Designing for sharing

A new “sharing society” is emerging.

Part of: Values

Sharing is becoming one of the key “principles’ for doing business and social interaction. The last years have seen a formidable growth of initiatives that are designed around sharing – sharing information, sharing markets, sharing social networks. Sharing is a quality that informs new models and consumer attitudes. The “open source” movement and the emerging “open design” practices reflect the same mentality.

“Sharing based businesses generally offer a greater feeling of connection and community”.
—Lisa Gansky (in The Mesh-Why the future of business is sharing)

How might we design for sharing?

What would it mean if “shareability” would be taken as a design criterion? How might we bring shareable assets into the design process for products, services, environments and situations? What might we (re-)design to encourage more sharing and open exchange?

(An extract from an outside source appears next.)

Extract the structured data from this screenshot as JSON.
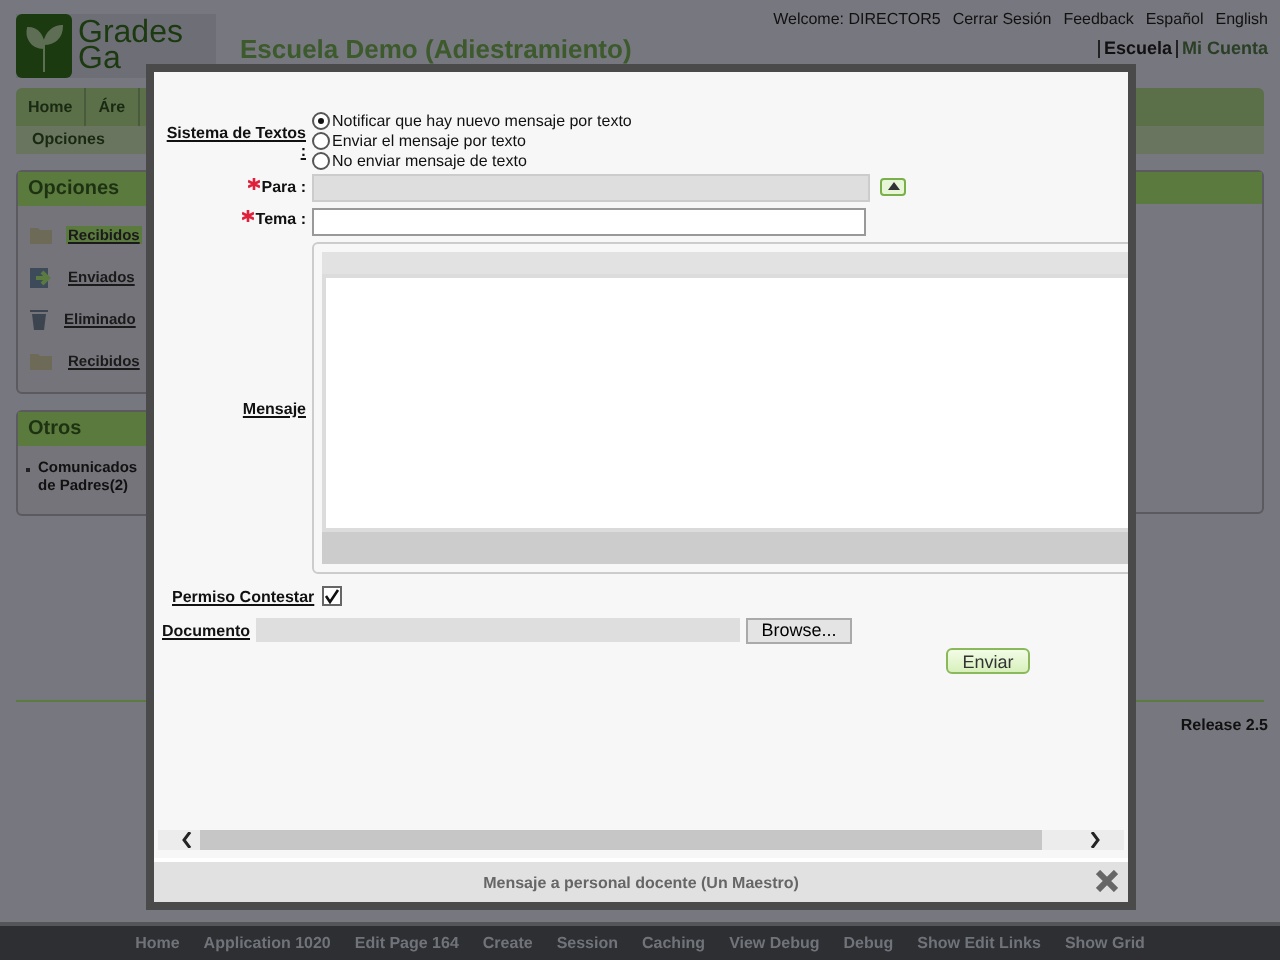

Background sharing

The culture of sustainism is also the culture of sharing and open exchange. A new “sharing society” is emerging with new business models. Sharing is becoming the new social and economic fabric of society Lisa Gansky calls this “The Mesh.” She believes the sharing society will trump the ownership society because it’s able to use the capabilities of mobile-based communications, the web and social networks, whilst it is responsive to changing consumer attitudes.

The new culture and economy of sharing is rising rapidly in many fields. Witness the growth of car sharing companies like Zipcar and Greenwheels or local initiatives for renting a car from your neighbour. Or see the success of a phenomenon such as CouchSurfing, which has now more than 3 million users, covering 80,000 cities worldwide. Or Airbnb, which is causing a revolution in the tourist business (on current trends it will surpass the number of overnight stays of an established hotel chain such as Hilton Hotels).

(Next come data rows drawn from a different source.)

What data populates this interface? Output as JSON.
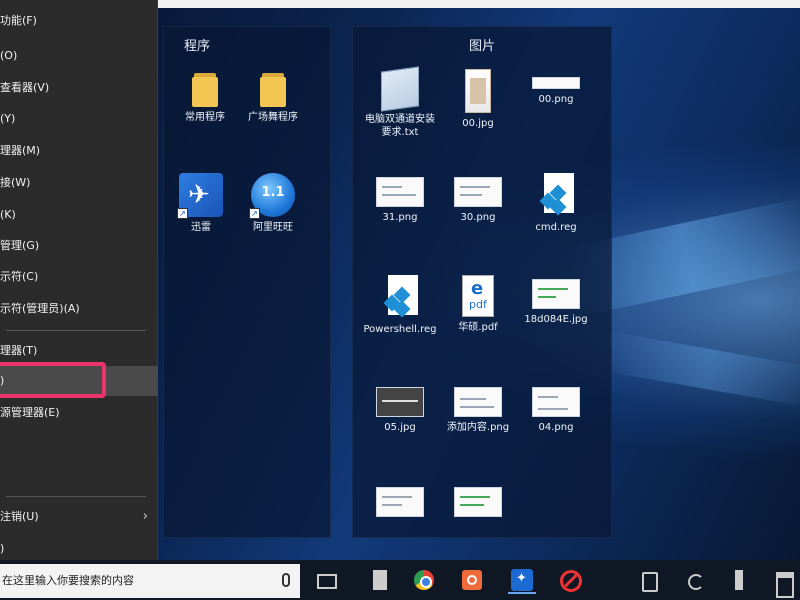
{
  "start_menu_groups": {
    "programs": {
      "title": "程序",
      "items": [
        {
          "label": "常用程序",
          "icon": "folder-icon"
        },
        {
          "label": "广场舞程序",
          "icon": "folder-icon"
        },
        {
          "label": "迅雷",
          "icon": "xunlei-icon"
        },
        {
          "label": "阿里旺旺",
          "icon": "aliwangwang-icon",
          "icon_text": "1.1"
        }
      ]
    },
    "pictures": {
      "title": "图片",
      "items": [
        {
          "label": "电脑双通道安装要求.txt",
          "icon": "text-file-icon"
        },
        {
          "label": "00.jpg",
          "icon": "image-file-icon"
        },
        {
          "label": "00.png",
          "icon": "image-file-icon"
        },
        {
          "label": "31.png",
          "icon": "image-file-icon"
        },
        {
          "label": "30.png",
          "icon": "image-file-icon"
        },
        {
          "label": "cmd.reg",
          "icon": "registry-file-icon"
        },
        {
          "label": "Powershell.reg",
          "icon": "registry-file-icon"
        },
        {
          "label": "华硕.pdf",
          "icon": "pdf-file-icon",
          "icon_text": "e",
          "icon_subtext": "pdf"
        },
        {
          "label": "18d084E.jpg",
          "icon": "image-file-icon"
        },
        {
          "label": "05.jpg",
          "icon": "image-file-icon"
        },
        {
          "label": "添加内容.png",
          "icon": "image-file-icon"
        },
        {
          "label": "04.png",
          "icon": "image-file-icon"
        },
        {
          "label": "",
          "icon": "image-file-icon"
        },
        {
          "label": "",
          "icon": "image-file-icon"
        }
      ]
    }
  },
  "context_menu": {
    "items": [
      {
        "label": "功能(F)"
      },
      {
        "label": "(O)"
      },
      {
        "label": "查看器(V)"
      },
      {
        "label": "(Y)"
      },
      {
        "label": "理器(M)"
      },
      {
        "label": "接(W)"
      },
      {
        "label": "(K)"
      },
      {
        "label": "管理(G)"
      },
      {
        "label": "示符(C)"
      },
      {
        "label": "示符(管理员)(A)"
      },
      {
        "label": "理器(T)"
      },
      {
        "label": ")"
      },
      {
        "label": "源管理器(E)"
      },
      {
        "label": ""
      },
      {
        "label": ""
      },
      {
        "label": "注销(U)",
        "has_submenu": true
      },
      {
        "label": ")"
      }
    ],
    "submenu_arrow": "›"
  },
  "taskbar": {
    "search_placeholder": "在这里输入你要搜索的内容",
    "pinned": [
      "task-view-icon",
      "calculator-icon",
      "chrome-icon",
      "power-icon",
      "xunlei-icon",
      "block-icon"
    ],
    "tray": [
      "tablet-icon",
      "refresh-icon",
      "pen-icon",
      "device-icon"
    ]
  },
  "colors": {
    "highlight_box": "#e8336b",
    "menu_bg": "#2b2b2b",
    "taskbar_bg": "#101826"
  }
}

And of course the “open source” movement reflects a similar sharing mentality. Social media networks such as Flickr, Facebook, YouTube. Twitter Blogger, Google, are all founded on openness and publicness. They are build on a mindset and a practice of sharing and open exchange. They are (as Jeff Jarvis has said) “the new platforms that fuel sharing.”